This was during my second field trip in 2014. I had just arrived in Guiuan, in the Philippines two days before. It’s early but I don’t feel too jetlagged. I have unpacked my few belongings in the tiny Bungalow hut I’m renting. The roof is made of corrugated iron sheets, which leaves plenty of room for various critters to come and visit me.
After brushing my teeth and taking a bucket shower in my bathroom I realise that the weather isn’t great. Not only isn’t it great it is really bad. I get a text from one of my key informants that the really bad weather is a typhoon that is moving towards us and that it’s best to stay inside.
I had some water and a cookie as I didn’t get around to buying any food yet. I read a bit of a novel I brought. I send a message to my boyfriend who’s currently in a totally different time zone in South Sudan.
I write a first field note on my laptop musing about the fact that while I study disaster resilience I feel extremely ill prepared for this typhoon. I crave a radio with weather updates to tell me… Anything. It’s about knowing how much stronger the typhoon might get but also about hearing the voice of another human.
The wind is battering my little hut and I’m considering the different options of where to go if this was a stronger typhoon. Probably the bathroom, because that’s the only enclosed concrete part of the bungalow… I’m not worried, as I know it’s not a strong typhoon but I feel I can relate a bit more to the isolation of an information blackout that some of my research participants felt.
Electricity is gone this does happen fairly easily, so still nothing to worry too much about but that means that my laptop and phone, will be dead soon. I eat a boiled egg, more water and more cookies and curse myself for not having bought more food immediately. More reading, more looking out of the window. Once a while an update on the progress of the typhoon from one of my key respondents until the phone battery is dead.
It starts getting dark and since there’s no electricity and both my laptop and phone are dead I’m almost ready to go to bed and try to sleep.

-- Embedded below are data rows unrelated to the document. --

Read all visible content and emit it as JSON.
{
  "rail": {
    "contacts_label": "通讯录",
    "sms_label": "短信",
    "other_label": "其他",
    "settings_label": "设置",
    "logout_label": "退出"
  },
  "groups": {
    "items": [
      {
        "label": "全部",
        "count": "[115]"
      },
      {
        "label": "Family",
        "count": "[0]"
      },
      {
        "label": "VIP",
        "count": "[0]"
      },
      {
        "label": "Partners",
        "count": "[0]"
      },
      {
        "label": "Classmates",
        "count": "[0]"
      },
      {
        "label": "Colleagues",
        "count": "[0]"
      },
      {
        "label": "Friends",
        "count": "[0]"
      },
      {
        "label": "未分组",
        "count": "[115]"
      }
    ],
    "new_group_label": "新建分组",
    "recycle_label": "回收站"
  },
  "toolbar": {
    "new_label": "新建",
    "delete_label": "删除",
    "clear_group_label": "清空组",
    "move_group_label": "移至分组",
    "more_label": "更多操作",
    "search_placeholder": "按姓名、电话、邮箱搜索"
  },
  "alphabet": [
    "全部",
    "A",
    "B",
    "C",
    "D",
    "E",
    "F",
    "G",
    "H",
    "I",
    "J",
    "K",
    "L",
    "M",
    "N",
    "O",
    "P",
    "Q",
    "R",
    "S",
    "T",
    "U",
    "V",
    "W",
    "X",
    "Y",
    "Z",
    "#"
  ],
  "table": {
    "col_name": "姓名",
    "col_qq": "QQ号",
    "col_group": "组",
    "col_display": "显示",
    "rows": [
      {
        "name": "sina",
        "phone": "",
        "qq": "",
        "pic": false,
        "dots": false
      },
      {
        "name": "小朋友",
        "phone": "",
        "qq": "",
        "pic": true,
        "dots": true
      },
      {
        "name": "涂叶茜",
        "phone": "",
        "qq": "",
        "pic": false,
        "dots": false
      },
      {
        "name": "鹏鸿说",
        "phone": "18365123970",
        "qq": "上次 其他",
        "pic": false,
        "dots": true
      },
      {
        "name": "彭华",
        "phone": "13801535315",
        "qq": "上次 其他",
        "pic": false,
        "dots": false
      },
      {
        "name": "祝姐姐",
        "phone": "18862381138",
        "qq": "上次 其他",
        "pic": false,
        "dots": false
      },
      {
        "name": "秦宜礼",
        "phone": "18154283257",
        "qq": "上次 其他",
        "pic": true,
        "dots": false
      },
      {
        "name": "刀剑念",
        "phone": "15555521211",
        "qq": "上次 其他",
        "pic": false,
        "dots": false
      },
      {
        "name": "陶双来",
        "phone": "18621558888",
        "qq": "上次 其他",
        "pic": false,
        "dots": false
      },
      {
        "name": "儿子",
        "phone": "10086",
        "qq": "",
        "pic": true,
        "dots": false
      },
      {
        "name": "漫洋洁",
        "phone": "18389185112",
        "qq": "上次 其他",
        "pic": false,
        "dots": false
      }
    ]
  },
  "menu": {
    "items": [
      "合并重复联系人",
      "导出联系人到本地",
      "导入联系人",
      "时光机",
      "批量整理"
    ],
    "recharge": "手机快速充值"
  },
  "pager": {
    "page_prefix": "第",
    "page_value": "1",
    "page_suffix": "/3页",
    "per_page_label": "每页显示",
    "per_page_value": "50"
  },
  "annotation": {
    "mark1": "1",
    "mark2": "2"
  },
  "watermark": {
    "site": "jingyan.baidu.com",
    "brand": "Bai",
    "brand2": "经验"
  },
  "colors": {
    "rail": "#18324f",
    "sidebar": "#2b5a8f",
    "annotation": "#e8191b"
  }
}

However, a friend of Ate Nene’s, my landlady comes over with a little charged solar lamp and to ask if I’m okay.
Electricity is back on for a bit and I can charge my laptop and send a few messages. The wind is already weaker and so I go to sleep a lot richer in understanding about my research subject and with a strong determination to never wait with food shopping when travelling during typhoon season.